» REQUIRED ACTION
What follows is a block of records; restate each one word for word.
# # #
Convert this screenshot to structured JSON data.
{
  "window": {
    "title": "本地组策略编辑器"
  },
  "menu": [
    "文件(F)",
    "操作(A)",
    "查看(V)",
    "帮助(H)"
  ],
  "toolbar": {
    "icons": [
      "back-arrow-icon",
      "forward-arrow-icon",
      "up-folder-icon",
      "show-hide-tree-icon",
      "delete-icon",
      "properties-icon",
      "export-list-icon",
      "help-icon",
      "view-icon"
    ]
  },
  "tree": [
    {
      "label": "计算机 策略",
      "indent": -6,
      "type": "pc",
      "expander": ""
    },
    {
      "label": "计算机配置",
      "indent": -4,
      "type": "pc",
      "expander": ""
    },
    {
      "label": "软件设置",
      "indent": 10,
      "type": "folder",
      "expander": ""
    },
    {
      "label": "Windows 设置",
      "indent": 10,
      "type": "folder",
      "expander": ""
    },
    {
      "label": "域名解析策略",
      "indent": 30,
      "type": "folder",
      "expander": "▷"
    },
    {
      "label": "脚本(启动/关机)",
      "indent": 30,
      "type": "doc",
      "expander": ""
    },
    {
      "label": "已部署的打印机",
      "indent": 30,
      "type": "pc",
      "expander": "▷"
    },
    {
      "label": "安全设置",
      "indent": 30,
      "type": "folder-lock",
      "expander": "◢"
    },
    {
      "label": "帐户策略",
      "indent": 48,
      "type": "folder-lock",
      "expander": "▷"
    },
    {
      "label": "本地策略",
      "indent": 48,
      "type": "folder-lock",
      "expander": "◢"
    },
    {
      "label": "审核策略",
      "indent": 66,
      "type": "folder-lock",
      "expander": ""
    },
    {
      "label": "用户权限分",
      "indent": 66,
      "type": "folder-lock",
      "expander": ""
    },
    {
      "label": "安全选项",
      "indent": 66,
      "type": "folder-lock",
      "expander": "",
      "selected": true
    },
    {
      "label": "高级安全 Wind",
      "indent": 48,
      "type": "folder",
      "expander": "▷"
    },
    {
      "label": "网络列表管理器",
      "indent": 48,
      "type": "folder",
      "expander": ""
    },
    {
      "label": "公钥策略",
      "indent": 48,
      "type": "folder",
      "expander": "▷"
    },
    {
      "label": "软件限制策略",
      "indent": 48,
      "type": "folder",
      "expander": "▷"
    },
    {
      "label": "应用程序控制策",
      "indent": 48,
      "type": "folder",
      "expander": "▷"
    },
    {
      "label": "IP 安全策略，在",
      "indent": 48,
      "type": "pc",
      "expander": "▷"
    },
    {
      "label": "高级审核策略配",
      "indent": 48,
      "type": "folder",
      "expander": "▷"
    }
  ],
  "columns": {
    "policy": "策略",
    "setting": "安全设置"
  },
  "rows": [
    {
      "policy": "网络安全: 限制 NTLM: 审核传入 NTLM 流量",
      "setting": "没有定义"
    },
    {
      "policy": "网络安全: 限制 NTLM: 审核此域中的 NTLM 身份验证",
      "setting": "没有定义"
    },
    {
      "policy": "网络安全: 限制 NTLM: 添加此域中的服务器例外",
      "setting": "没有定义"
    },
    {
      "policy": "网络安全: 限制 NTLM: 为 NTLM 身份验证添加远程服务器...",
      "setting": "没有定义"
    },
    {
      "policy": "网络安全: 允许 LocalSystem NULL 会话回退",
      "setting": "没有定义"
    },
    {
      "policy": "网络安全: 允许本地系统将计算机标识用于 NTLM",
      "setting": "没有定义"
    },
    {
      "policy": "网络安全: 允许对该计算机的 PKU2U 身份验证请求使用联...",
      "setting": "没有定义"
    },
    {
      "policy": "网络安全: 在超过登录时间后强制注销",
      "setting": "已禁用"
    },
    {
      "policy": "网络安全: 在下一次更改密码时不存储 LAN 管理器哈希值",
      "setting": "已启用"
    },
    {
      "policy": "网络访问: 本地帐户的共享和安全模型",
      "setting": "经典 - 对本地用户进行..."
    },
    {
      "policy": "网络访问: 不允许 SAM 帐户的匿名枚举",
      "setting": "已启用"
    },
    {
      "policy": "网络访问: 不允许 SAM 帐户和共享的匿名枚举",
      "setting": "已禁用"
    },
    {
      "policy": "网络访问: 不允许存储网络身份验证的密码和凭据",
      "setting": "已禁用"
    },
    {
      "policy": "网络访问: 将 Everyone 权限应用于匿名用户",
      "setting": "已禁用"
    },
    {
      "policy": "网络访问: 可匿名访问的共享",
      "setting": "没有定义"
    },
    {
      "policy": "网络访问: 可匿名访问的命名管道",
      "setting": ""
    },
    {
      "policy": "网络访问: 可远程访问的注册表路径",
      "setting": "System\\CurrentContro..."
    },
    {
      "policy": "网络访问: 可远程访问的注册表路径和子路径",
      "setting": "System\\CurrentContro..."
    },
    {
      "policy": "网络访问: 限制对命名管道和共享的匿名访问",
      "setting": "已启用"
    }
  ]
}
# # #
» OUTPUT FOR THIS TASK
Convert this screenshot to structured JSON data.
{
  "window": {
    "title": "本地组策略编辑器"
  },
  "menu": [
    "文件(F)",
    "操作(A)",
    "查看(V)",
    "帮助(H)"
  ],
  "toolbar": {
    "icons": [
      "back-arrow-icon",
      "forward-arrow-icon",
      "up-folder-icon",
      "show-hide-tree-icon",
      "delete-icon",
      "properties-icon",
      "export-list-icon",
      "help-icon",
      "view-icon"
    ]
  },
  "tree": [
    {
      "label": "计算机 策略",
      "indent": -6,
      "type": "pc",
      "expander": ""
    },
    {
      "label": "计算机配置",
      "indent": -4,
      "type": "pc",
      "expander": ""
    },
    {
      "label": "软件设置",
      "indent": 10,
      "type": "folder",
      "expander": ""
    },
    {
      "label": "Windows 设置",
      "indent": 10,
      "type": "folder",
      "expander": ""
    },
    {
      "label": "域名解析策略",
      "indent": 30,
      "type": "folder",
      "expander": "▷"
    },
    {
      "label": "脚本(启动/关机)",
      "indent": 30,
      "type": "doc",
      "expander": ""
    },
    {
      "label": "已部署的打印机",
      "indent": 30,
      "type": "pc",
      "expander": "▷"
    },
    {
      "label": "安全设置",
      "indent": 30,
      "type": "folder-lock",
      "expander": "◢"
    },
    {
      "label": "帐户策略",
      "indent": 48,
      "type": "folder-lock",
      "expander": "▷"
    },
    {
      "label": "本地策略",
      "indent": 48,
      "type": "folder-lock",
      "expander": "◢"
    },
    {
      "label": "审核策略",
      "indent": 66,
      "type": "folder-lock",
      "expander": ""
    },
    {
      "label": "用户权限分",
      "indent": 66,
      "type": "folder-lock",
      "expander": ""
    },
    {
      "label": "安全选项",
      "indent": 66,
      "type": "folder-lock",
      "expander": "",
      "selected": true
    },
    {
      "label": "高级安全 Wind",
      "indent": 48,
      "type": "folder",
      "expander": "▷"
    },
    {
      "label": "网络列表管理器",
      "indent": 48,
      "type": "folder",
      "expander": ""
    },
    {
      "label": "公钥策略",
      "indent": 48,
      "type": "folder",
      "expander": "▷"
    },
    {
      "label": "软件限制策略",
      "indent": 48,
      "type": "folder",
      "expander": "▷"
    },
    {
      "label": "应用程序控制策",
      "indent": 48,
      "type": "folder",
      "expander": "▷"
    },
    {
      "label": "IP 安全策略，在",
      "indent": 48,
      "type": "pc",
      "expander": "▷"
    },
    {
      "label": "高级审核策略配",
      "indent": 48,
      "type": "folder",
      "expander": "▷"
    }
  ],
  "columns": {
    "policy": "策略",
    "setting": "安全设置"
  },
  "rows": [
    {
      "policy": "网络安全: 限制 NTLM: 审核传入 NTLM 流量",
      "setting": "没有定义"
    },
    {
      "policy": "网络安全: 限制 NTLM: 审核此域中的 NTLM 身份验证",
      "setting": "没有定义"
    },
    {
      "policy": "网络安全: 限制 NTLM: 添加此域中的服务器例外",
      "setting": "没有定义"
    },
    {
      "policy": "网络安全: 限制 NTLM: 为 NTLM 身份验证添加远程服务器...",
      "setting": "没有定义"
    },
    {
      "policy": "网络安全: 允许 LocalSystem NULL 会话回退",
      "setting": "没有定义"
    },
    {
      "policy": "网络安全: 允许本地系统将计算机标识用于 NTLM",
      "setting": "没有定义"
    },
    {
      "policy": "网络安全: 允许对该计算机的 PKU2U 身份验证请求使用联...",
      "setting": "没有定义"
    },
    {
      "policy": "网络安全: 在超过登录时间后强制注销",
      "setting": "已禁用"
    },
    {
      "policy": "网络安全: 在下一次更改密码时不存储 LAN 管理器哈希值",
      "setting": "已启用"
    },
    {
      "policy": "网络访问: 本地帐户的共享和安全模型",
      "setting": "经典 - 对本地用户进行..."
    },
    {
      "policy": "网络访问: 不允许 SAM 帐户的匿名枚举",
      "setting": "已启用"
    },
    {
      "policy": "网络访问: 不允许 SAM 帐户和共享的匿名枚举",
      "setting": "已禁用"
    },
    {
      "policy": "网络访问: 不允许存储网络身份验证的密码和凭据",
      "setting": "已禁用"
    },
    {
      "policy": "网络访问: 将 Everyone 权限应用于匿名用户",
      "setting": "已禁用"
    },
    {
      "policy": "网络访问: 可匿名访问的共享",
      "setting": "没有定义"
    },
    {
      "policy": "网络访问: 可匿名访问的命名管道",
      "setting": ""
    },
    {
      "policy": "网络访问: 可远程访问的注册表路径",
      "setting": "System\\CurrentContro..."
    },
    {
      "policy": "网络访问: 可远程访问的注册表路径和子路径",
      "setting": "System\\CurrentContro..."
    },
    {
      "policy": "网络访问: 限制对命名管道和共享的匿名访问",
      "setting": "已启用"
    }
  ]
}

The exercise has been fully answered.